Saturday, July 25, 2009

Transhumanism as Religion

The IEET blog has an article by Mike Treder on Transhumanism as Religion: Do transhumanists hold a set of beliefs that effectively offer an alternative to traditional religions? And if so, is that necessarily bad?

The article discusses a speech given in March 2009 by Steven Goldberg, a Law Professor at Georgetown University: Does the Wall Still Stand? The Implications of Transhumanism for the Separation of Church and State. Mike: "It lays out a fascinating and important challenge to transhumanists, especially relevant to those of us who aspire to think deeply about the meaning of transhumanism and its proper place in the world.". Goldberg's own conclusion: "From the perspective of a non-transhumanist, it seems that it would be honest and sensible for transhumanists to embrace the idea that they offer an alternative to traditional religions.".

The definition of religion used in the article: "A religion addresses fundamental and ultimate questions. [such as] the meaning of life and death, man’s role in the Universe, [and] the proper moral code of right and wrong. Second, a religion is comprehensive in nature. It is not confined to one question or topic.".

I am one of those who interpret transhumanism as an alternative to conventional religion, in the sense that it provides me, and others who adopt a similar interpretation, with an infinite sense of wonder, a deep vision of the meaning of our life and our place in the universe, a warm and beautiful feeling of being a small part of a huge cosmic adventure and, ultimately, peace and happiness. Our cosmic vision is not a mystical pursuit but an engineering program which will result in our spreading to the cosmos and achieving "future magic" in the sense of Sir Arthur's Third Law. Including, even, the resurrection of the dead by "copying them to the future". This Cosmist vision has been recently developed and put in a modern format in the Cosmist Manifesto of Ben Goertzel and the Prospectus of the Order of Cosmic Engineers.

I agree with Goldberg: "transhumanist beliefs about the proper relationship between technology and mankind really do occupy a “place parallel” to that occupied by God in traditional religion... a full-blown transhumanist movement should not resist being analogized to religion. It should embrace the analogy and struggle openly to be accepted as ultimate truth. Otherwise why is transhumanism worth taking seriously?". Some transhumanists, who share with religious persons a deep sensibility to spirituality and a deep interest for big, cosmic issues, do not resist transhumanism being analogized to religion. Others have a knee-jerk reaction at the simple mention of the R word, but I think this is mainly due to bad experiences with conventional religion. A transhumanist "religlion", or better UNreligion, would offer all the mental benefits of a religion without the negative elements of intolerance, self-righteousness and holy wars.

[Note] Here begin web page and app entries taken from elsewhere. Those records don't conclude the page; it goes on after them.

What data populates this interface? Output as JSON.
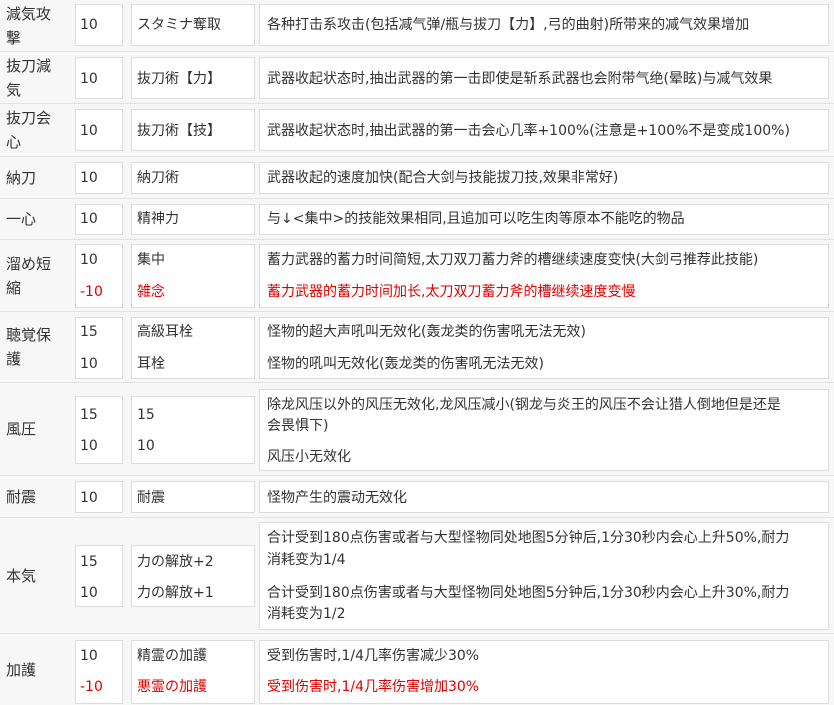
{
  "rows": [
    {
      "name_lines": [
        "減気攻",
        "撃"
      ],
      "entries": [
        {
          "level": "10",
          "skill": "スタミナ奪取",
          "effect": [
            "各种打击系攻击(包括减气弹/瓶与拔刀【力】,弓的曲射)所带来的减气效果增加"
          ]
        }
      ]
    },
    {
      "name_lines": [
        "抜刀減",
        "気"
      ],
      "entries": [
        {
          "level": "10",
          "skill": "抜刀術【力】",
          "effect": [
            "武器收起状态时,抽出武器的第一击即使是斩系武器也会附带气绝(晕眩)与减气效果"
          ]
        }
      ]
    },
    {
      "name_lines": [
        "抜刀会",
        "心"
      ],
      "entries": [
        {
          "level": "10",
          "skill": "抜刀術【技】",
          "effect": [
            "武器收起状态时,抽出武器的第一击会心几率+100%(注意是+100%不是变成100%)"
          ]
        }
      ]
    },
    {
      "name_lines": [
        "納刀"
      ],
      "entries": [
        {
          "level": "10",
          "skill": "納刀術",
          "effect": [
            "武器收起的速度加快(配合大剑与技能拔刀技,效果非常好)"
          ]
        }
      ]
    },
    {
      "name_lines": [
        "一心"
      ],
      "entries": [
        {
          "level": "10",
          "skill": "精神力",
          "effect": [
            "与↓<集中>的技能效果相同,且追加可以吃生肉等原本不能吃的物品"
          ]
        }
      ]
    },
    {
      "name_lines": [
        "溜め短",
        "縮"
      ],
      "entries": [
        {
          "level": "10",
          "skill": "集中",
          "effect": [
            "蓄力武器的蓄力时间简短,太刀双刀蓄力斧的槽继续速度变快(大剑弓推荐此技能)"
          ]
        },
        {
          "level": "-10",
          "skill": "雑念",
          "effect": [
            "蓄力武器的蓄力时间加长,太刀双刀蓄力斧的槽继续速度变慢"
          ],
          "negative": true
        }
      ]
    },
    {
      "name_lines": [
        "聴覚保",
        "護"
      ],
      "entries": [
        {
          "level": "15",
          "skill": "高級耳栓",
          "effect": [
            "怪物的超大声吼叫无效化(轰龙类的伤害吼无法无效)"
          ]
        },
        {
          "level": "10",
          "skill": "耳栓",
          "effect": [
            "怪物的吼叫无效化(轰龙类的伤害吼无法无效)"
          ]
        }
      ]
    },
    {
      "name_lines": [
        "風圧"
      ],
      "entries": [
        {
          "level": "15",
          "skill": "15",
          "effect": [
            "除龙风压以外的风压无效化,龙风压减小(钢龙与炎王的风压不会让猎人倒地但是还是",
            "会畏惧下)"
          ]
        },
        {
          "level": "10",
          "skill": "10",
          "effect": [
            "风压小无效化"
          ]
        }
      ]
    },
    {
      "name_lines": [
        "耐震"
      ],
      "entries": [
        {
          "level": "10",
          "skill": "耐震",
          "effect": [
            "怪物产生的震动无效化"
          ]
        }
      ]
    },
    {
      "name_lines": [
        "本気"
      ],
      "entries": [
        {
          "level": "15",
          "skill": "力の解放+2",
          "effect": [
            "合计受到180点伤害或者与大型怪物同处地图5分钟后,1分30秒内会心上升50%,耐力",
            "消耗变为1/4"
          ]
        },
        {
          "level": "10",
          "skill": "力の解放+1",
          "effect": [
            "合计受到180点伤害或者与大型怪物同处地图5分钟后,1分30秒内会心上升30%,耐力",
            "消耗变为1/2"
          ]
        }
      ]
    },
    {
      "name_lines": [
        "加護"
      ],
      "entries": [
        {
          "level": "10",
          "skill": "精霊の加護",
          "effect": [
            "受到伤害时,1/4几率伤害减少30%"
          ]
        },
        {
          "level": "-10",
          "skill": "悪霊の加護",
          "effect": [
            "受到伤害时,1/4几率伤害增加30%"
          ],
          "negative": true
        }
      ]
    }
  ],
  "colors": {
    "negative": "#e00000",
    "text": "#333333",
    "row_bg": "#f7f7f7",
    "cell_border": "#dcdcdc"
  }
}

Mike says: "If you accept Goldberg’s premise that transhumanism stands for much more than what would normally be taught in a science or history or philosophy class, then it seems we may have arrived at a somewhat surprising fork in the road: we can either admit—or rather celebrate—our hoped-for ascension as a new foundational system of values for humanity and posthumanity (something like what Tim Dean calls for in this article), proudly offering a legitimate alternative to traditional religious belief; and our other choice, apparently, is to work toward a kind of H+ocracy--not a theocracy, but also not a fully pluralistic democracy--a decidedly unconstitutional establishment of a system of belief overlaying our governmental structure.".

Like him, I don't like the second of these two paths. But I like the first one: to celebrate our hoped-for ascension as a new foundational system of values for humanity and posthumanity.

Last but not least, I don't think this should have any implication for, or impact on, the separation of Church and State. They should stay very well separated. Cosmic visions and day-by-day policies are, in my opinion, two unrelated and non-overlapping spheres of human activity, with little to do with each other. I look forward to the establishment of a new foundational system of values for humanity and posthumanity for those who wish to adopt one, and at the same time I am firmly persuaded that it should not influence today's economic and political choices, which should remain based on concreteness and a pragmatic search for viable and fair solutions for today's world.